OMB spokeswoman Moira Mack said the federal government has not gone through a major review of its organizational structure in decades. "The results are duplicative and inefficient programs, and an organization of functions that doesn't always make sense, such as multiple agencies regulating salmon at different stages," Mack said. "In the coming weeks, the administration will begin the process of putting a plan together for Congress to consider." While details of Obama's plan are still unknown -- and might not be fully unveiled until the fiscal 2012 budget is released in February -- labor unions signaled they will not stand in their way.
"I am not afraid of reorganization," John Gage, president of the American Federation of Government Employees, said in a conference call with reporters on Wednesday. "The basic functions that government performs still have to be performed."
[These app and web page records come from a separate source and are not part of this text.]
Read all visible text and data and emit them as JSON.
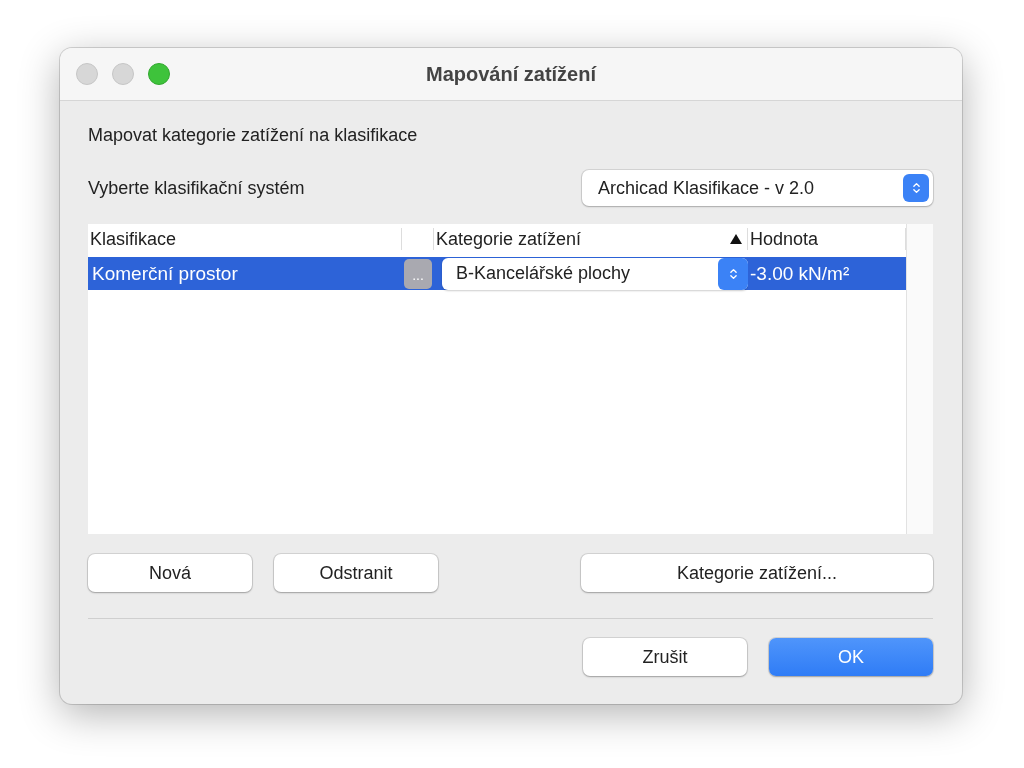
{
  "window": {
    "title": "Mapování zatížení"
  },
  "instruction": "Mapovat kategorie zatížení na klasifikace",
  "classification_system": {
    "label": "Vyberte klasifikační systém",
    "value": "Archicad Klasifikace - v 2.0"
  },
  "table": {
    "columns": [
      {
        "label": "Klasifikace",
        "sorted": false
      },
      {
        "label": "Kategorie zatížení",
        "sorted": true
      },
      {
        "label": "Hodnota",
        "sorted": false
      }
    ],
    "rows": [
      {
        "classification": "Komerční prostor",
        "more_button": "...",
        "load_category": "B-Kancelářské plochy",
        "value": "-3.00 kN/m²",
        "selected": true
      }
    ]
  },
  "table_buttons": [
    {
      "label": "Nová",
      "kind": "left"
    },
    {
      "label": "Odstranit",
      "kind": "left"
    },
    {
      "label": "Kategorie zatížení...",
      "kind": "right"
    }
  ],
  "footer_buttons": [
    {
      "label": "Zrušit",
      "default": false
    },
    {
      "label": "OK",
      "default": true
    }
  ]
}
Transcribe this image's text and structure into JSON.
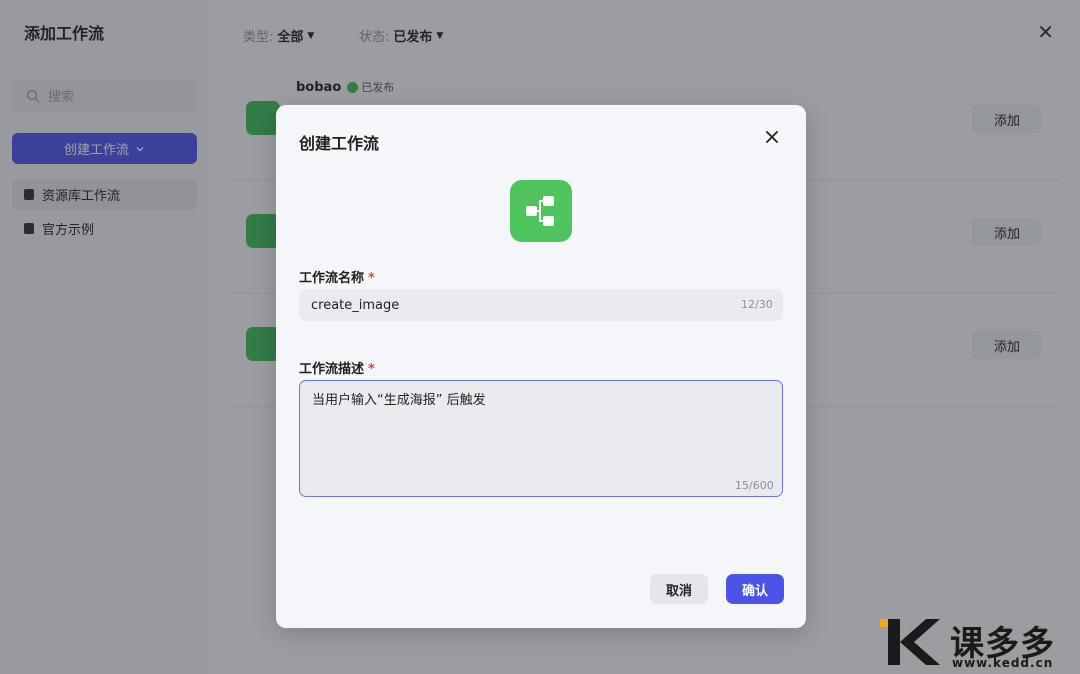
{
  "sidebar": {
    "title": "添加工作流",
    "search_placeholder": "搜索",
    "create_button": "创建工作流",
    "nav": [
      {
        "label": "资源库工作流"
      },
      {
        "label": "官方示例"
      }
    ]
  },
  "filters": {
    "type_label": "类型:",
    "type_value": "全部",
    "status_label": "状态:",
    "status_value": "已发布"
  },
  "list": {
    "rows": [
      {
        "name": "bobao",
        "status": "已发布",
        "action": "添加"
      },
      {
        "name": "",
        "status": "",
        "action": "添加"
      },
      {
        "name": "",
        "status": "",
        "action": "添加"
      }
    ]
  },
  "modal": {
    "title": "创建工作流",
    "name_label": "工作流名称",
    "name_value": "create_image",
    "name_counter": "12/30",
    "desc_label": "工作流描述",
    "desc_value": "当用户输入“生成海报” 后触发",
    "desc_counter": "15/600",
    "cancel": "取消",
    "confirm": "确认",
    "required_mark": "*"
  },
  "watermark": {
    "brand": "课多多",
    "url": "www.kedd.cn"
  },
  "colors": {
    "accent": "#4d53e8",
    "workflow_green": "#4ec35e",
    "required_red": "#e0443c"
  }
}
While AFGE is taking a wait-and-see approach, Gage is not pleased with the overall rhetoric from the speech, which he said implies that "the federal government is fraught with incompetency."
"Cutting the federal government will not cure the federal deficit," Gage said. "It will just help the top 2 percent. Federal employees are an easy whipping boy, but we have facts on our side."
The National Treasury Employees Union said it might be willing to support some consolidation efforts as long as front-line federal workers are included in the discussions.
"The central focus of any government reorganization has to be on the effective delivery of services to the American people," said NTEU President Colleen M. Kelley. "That is what government does, and that is how the common good is best served. Where duplicate or overlapping functions or operations impact an area, change -- even reductions or eliminations -- may be necessary or advisable. Nonetheless, the debate needs to be about how best to provide the services the public clearly wants, needs and expects from its government."
Congressional approval could be needed to enact at least some of the reorganization efforts. On Tuesday, lawmakers with a keen interest in government management issues signaled initial support for the proposal.
"The president's desire to work with Congress on modernizing and reorganizing government in a transformative way is music to my ears, and frankly, something I've said we need to be thinking about for some time now," said Sen. Tom Carper, D-Del., chairman of the Senate Subcommittee on Federal Financial Management. "Particularly as we struggle with massive federal deficits, we have to ensure that we are getting the biggest bang for the taxpayers' buck when it comes to running the federal government."
Rep. Darrell Issa, R-Calif., the chairman of the House Oversight and Government Reform Committee said: "Identifying, reforming and eliminating the redundancy and waste in government is an area in which there should and will be common ground. Americans deserve an efficient and effective government that works better for them than it does right now."
By Robert Brodsky
January 26, 2011